      NTSB Investigator Todd Gunther says, so far, they've found no evidence of a control system failure, engine failure, or instrument failure.

      Investigators recovered the pilot's log books. They're doing what they call a 2-D reconstruction of the aircraft with the major components they've recovered. That's being done on-site.

      Now, they'll trace the field records to see how much fuel was on board.

      They will also capture the air traffic control recorded data. They haven't seen or heard anything from that yet. But they hope to be able to use that information determine exactly what the plane was doing at the time of the crash.

      Gunther says they will issue a preliminary report within seven to nine days.

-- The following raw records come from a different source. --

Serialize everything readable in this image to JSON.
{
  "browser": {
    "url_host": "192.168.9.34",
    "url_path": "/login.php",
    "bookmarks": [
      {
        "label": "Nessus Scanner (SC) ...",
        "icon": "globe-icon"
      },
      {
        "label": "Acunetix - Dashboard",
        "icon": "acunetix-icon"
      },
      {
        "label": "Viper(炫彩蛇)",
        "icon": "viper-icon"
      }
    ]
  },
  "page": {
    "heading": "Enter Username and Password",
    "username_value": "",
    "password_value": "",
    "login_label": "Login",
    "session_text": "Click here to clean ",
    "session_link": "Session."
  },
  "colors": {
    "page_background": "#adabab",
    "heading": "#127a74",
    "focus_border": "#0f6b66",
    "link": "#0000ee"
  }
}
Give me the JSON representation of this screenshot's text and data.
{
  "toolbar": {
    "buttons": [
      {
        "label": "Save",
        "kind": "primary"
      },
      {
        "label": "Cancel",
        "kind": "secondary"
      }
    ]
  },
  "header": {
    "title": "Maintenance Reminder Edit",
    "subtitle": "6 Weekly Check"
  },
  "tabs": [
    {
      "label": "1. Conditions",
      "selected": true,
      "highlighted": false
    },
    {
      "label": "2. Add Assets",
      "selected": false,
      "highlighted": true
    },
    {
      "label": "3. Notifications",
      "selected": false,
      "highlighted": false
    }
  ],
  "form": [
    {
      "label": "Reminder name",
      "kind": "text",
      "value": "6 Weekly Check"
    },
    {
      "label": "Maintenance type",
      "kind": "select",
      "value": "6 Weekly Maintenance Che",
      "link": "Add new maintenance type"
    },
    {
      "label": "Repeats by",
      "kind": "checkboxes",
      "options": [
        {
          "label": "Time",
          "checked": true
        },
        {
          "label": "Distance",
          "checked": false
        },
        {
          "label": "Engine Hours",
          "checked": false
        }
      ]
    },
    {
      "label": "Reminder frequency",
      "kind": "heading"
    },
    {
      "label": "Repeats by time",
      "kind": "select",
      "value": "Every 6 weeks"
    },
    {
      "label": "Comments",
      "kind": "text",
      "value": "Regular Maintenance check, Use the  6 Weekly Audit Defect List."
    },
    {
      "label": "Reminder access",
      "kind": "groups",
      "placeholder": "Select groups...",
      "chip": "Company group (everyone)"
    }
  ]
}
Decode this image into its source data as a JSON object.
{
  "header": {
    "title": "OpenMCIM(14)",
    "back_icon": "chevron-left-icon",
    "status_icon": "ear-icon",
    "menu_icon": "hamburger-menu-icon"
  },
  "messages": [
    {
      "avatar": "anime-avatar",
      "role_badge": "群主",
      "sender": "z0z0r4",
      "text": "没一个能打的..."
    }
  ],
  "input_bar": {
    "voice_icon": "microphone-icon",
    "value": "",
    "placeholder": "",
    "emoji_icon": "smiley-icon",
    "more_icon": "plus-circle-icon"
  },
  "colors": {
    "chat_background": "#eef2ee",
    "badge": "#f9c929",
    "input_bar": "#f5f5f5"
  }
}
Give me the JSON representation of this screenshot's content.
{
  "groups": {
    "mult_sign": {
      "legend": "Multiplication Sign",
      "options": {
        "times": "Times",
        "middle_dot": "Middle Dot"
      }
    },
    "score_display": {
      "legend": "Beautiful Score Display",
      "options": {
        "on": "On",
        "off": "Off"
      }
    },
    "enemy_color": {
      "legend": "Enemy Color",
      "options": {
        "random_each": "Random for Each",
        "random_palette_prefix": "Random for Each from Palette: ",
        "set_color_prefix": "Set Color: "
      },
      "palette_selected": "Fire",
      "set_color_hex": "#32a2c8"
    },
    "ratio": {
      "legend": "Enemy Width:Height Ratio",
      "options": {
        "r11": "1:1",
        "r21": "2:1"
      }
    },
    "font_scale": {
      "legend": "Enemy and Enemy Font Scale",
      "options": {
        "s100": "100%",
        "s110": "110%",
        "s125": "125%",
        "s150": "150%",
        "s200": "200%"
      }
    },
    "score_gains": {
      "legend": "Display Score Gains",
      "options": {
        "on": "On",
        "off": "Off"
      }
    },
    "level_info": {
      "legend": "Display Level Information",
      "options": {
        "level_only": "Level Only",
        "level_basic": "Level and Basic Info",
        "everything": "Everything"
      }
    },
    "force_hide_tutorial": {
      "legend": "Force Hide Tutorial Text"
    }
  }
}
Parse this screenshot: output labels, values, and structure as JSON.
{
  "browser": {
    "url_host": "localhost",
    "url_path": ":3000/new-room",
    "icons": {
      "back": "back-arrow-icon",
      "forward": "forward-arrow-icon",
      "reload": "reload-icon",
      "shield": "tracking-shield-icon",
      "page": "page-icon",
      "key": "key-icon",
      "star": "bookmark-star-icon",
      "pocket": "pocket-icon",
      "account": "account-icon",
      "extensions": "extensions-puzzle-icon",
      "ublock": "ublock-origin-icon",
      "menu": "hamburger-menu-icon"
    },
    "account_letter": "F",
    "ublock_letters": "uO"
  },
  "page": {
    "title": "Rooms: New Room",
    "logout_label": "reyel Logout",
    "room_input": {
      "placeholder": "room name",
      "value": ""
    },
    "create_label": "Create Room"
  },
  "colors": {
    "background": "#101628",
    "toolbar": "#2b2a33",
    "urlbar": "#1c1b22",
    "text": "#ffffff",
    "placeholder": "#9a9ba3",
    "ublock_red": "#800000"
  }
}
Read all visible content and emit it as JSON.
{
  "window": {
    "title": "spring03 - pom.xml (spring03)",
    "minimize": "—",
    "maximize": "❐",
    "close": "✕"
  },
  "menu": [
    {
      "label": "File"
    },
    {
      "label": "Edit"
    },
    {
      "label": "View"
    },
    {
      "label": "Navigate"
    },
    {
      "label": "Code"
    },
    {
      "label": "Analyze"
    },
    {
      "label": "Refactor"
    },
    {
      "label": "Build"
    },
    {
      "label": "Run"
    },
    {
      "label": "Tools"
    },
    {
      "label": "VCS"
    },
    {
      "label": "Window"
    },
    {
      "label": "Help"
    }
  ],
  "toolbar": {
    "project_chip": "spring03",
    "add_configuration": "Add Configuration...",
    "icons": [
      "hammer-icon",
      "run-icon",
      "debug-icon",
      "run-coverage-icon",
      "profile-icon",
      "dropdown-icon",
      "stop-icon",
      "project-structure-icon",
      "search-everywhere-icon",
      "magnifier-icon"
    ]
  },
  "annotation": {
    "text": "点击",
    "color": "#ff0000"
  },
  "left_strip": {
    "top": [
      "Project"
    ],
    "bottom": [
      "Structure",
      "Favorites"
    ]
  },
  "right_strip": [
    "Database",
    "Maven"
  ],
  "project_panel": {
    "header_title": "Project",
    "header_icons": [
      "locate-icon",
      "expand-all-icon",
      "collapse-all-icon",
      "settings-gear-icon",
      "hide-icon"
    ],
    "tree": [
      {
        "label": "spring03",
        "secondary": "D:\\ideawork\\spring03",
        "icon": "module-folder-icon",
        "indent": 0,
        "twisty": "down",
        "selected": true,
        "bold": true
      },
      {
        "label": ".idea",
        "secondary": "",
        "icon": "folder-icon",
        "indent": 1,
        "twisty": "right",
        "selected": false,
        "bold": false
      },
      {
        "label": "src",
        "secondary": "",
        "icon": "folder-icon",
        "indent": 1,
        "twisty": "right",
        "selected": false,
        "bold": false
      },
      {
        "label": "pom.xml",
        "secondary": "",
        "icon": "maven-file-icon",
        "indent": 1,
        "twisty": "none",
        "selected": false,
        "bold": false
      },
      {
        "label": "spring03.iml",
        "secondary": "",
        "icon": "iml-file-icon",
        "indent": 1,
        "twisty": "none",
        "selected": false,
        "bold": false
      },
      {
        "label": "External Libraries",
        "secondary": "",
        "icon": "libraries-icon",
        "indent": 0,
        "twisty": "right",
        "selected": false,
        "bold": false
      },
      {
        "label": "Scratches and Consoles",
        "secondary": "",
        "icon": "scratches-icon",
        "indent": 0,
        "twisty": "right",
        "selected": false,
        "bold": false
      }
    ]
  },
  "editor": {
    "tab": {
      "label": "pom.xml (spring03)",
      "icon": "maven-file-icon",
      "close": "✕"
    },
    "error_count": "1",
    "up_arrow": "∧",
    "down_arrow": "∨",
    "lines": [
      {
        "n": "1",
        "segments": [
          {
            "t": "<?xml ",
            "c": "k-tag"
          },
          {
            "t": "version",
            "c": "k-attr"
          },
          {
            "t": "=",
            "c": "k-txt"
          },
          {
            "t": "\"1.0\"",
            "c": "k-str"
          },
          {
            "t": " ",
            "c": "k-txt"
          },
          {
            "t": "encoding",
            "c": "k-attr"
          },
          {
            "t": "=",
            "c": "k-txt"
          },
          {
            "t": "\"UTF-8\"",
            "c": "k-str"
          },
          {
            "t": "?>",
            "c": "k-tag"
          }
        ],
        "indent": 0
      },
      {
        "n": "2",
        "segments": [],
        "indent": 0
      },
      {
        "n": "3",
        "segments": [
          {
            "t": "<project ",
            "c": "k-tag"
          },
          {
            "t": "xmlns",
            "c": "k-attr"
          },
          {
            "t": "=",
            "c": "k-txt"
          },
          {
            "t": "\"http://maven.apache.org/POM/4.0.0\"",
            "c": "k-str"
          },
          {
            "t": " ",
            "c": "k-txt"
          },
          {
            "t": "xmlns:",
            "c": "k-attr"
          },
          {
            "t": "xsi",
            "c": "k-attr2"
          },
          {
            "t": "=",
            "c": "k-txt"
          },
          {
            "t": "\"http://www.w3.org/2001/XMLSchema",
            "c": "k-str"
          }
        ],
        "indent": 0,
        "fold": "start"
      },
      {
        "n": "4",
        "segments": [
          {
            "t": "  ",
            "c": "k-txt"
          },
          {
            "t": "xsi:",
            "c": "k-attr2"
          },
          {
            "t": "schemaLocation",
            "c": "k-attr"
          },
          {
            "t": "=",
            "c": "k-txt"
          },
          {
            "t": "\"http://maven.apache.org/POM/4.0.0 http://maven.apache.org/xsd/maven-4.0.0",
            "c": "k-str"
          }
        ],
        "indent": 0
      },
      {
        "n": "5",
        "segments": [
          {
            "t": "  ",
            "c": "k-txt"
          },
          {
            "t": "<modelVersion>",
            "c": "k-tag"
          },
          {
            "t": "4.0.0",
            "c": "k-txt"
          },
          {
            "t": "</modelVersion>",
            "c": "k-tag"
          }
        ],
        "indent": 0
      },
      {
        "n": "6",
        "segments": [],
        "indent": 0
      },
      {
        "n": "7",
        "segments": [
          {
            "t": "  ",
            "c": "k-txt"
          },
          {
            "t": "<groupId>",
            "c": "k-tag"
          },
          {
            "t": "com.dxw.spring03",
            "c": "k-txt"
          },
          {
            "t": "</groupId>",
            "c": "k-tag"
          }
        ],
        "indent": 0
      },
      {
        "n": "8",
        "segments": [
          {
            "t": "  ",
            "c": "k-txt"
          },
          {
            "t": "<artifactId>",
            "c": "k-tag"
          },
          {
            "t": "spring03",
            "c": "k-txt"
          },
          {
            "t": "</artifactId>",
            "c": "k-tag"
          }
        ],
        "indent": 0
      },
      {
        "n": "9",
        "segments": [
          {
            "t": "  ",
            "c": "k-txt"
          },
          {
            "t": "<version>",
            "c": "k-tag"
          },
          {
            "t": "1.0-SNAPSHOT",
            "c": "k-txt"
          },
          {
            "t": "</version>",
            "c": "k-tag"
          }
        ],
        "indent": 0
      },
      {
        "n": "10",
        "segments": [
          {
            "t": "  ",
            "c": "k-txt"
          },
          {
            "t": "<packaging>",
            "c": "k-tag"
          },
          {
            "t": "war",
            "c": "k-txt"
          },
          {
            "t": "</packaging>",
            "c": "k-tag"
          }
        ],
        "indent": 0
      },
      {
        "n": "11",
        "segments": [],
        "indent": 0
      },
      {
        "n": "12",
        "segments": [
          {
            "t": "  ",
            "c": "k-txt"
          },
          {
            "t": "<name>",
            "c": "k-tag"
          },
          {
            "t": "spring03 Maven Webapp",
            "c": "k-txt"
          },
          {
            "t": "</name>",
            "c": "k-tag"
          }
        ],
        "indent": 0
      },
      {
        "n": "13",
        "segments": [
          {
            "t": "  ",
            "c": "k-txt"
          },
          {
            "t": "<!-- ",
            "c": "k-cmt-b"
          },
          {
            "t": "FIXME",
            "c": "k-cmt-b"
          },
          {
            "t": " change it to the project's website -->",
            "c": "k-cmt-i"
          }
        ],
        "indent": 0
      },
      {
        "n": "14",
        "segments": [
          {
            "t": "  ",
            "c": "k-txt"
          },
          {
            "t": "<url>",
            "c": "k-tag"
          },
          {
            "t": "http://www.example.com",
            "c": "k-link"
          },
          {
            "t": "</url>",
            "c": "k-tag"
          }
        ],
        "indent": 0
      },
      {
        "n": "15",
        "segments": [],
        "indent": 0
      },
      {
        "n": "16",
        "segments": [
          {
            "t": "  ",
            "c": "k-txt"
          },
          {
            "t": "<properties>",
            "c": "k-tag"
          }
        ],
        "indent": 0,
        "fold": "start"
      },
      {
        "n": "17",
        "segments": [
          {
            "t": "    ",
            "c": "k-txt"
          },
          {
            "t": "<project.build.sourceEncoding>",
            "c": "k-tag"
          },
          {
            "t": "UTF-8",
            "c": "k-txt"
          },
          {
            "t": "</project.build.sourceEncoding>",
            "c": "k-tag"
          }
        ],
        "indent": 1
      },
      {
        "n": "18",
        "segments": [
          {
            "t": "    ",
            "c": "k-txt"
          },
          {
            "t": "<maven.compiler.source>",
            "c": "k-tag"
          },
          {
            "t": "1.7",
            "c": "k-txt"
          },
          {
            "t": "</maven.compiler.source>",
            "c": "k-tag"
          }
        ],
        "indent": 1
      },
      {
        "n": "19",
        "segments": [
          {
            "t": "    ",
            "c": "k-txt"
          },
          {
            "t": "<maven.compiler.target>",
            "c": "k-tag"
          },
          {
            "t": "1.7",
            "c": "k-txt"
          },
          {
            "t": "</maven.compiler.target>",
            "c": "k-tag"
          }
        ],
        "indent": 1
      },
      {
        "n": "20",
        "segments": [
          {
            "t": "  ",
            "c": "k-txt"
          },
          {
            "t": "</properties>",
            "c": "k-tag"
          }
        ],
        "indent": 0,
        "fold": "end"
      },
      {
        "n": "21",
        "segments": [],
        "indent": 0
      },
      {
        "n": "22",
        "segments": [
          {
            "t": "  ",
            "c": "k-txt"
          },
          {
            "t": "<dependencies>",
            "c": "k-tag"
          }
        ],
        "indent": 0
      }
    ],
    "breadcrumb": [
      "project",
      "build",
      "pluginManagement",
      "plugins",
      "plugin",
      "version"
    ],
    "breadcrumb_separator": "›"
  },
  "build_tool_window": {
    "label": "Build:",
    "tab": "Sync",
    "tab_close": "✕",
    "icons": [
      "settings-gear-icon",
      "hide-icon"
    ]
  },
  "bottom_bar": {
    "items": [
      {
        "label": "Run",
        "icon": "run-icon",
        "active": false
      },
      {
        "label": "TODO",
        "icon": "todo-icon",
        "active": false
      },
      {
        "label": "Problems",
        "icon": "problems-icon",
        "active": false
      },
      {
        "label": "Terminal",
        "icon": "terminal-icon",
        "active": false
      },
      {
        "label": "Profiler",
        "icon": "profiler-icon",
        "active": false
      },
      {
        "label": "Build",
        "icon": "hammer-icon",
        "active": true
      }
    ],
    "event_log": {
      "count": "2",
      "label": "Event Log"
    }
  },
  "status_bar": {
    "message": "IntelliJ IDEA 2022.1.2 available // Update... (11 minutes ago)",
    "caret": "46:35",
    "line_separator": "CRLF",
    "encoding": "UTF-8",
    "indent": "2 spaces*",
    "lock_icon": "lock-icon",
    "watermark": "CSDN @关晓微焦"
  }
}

      Earlier story:

      The National Transportation Safety Board investigators looking into the plane crash in North Myrtle Beach plan to hold a news conference today.

      At a news conference Wednesday, at the scene of the plane crash at the Briarcliffe RV resort, NTSB lead investigator Todd Gunther explained how the investigation will proceed into the crash that killed two people.

      The pilot of the Cessna 172 Sky Hawk has been identified as Kenneth Thode, 62, from Plymouth, Massachusetts. The plane was registered to him.

      His plane hit an RV belonging to a couple from Sunappe, New Hampshire. Eva Sullivan, 70, was killed. Her husband escaped with first degree burns.

      Gunther spoke at the news conference for about five minutes. He said the plane crashed 1.2 miles from the Grand Strand Airport. We previously learned Thode had been practicing touch and go landings at that airport before the crash.

      Gunther said the plane hit a tree, then a trailer, and then the RV before catching on fire. He said there was no evidence so far of any in-flight structural failure, control failure, or fire.

      In the coming days, the National Transportation Safety Board team will be examining the engines and systems, the weather conditions at the time of the crash, the physiology of the pilot, the structural integrity of the plane, air traffic control radar and voice data, and witness statements.

      The wreckage will be taken to a secure facility for a more thorough examination.

      Gunther said the team keeps an open mind in any investigation and they don't develop any theories on scene. He said by law they can only deal in facts, conditions and circumstances.

      The Federal Aviation Administration will help them look into the pilot's background and flight history.

      In seven to ten days, the NTSB will issue a preliminary report detailing the faces and circumstances as they know them at that point.

      It will be nine months to a year before a statement of probable cause will be given.

      Stay with and NewsChannel 15 as this story develops.

      Link to previous updates

      Link to Tuesday's coverage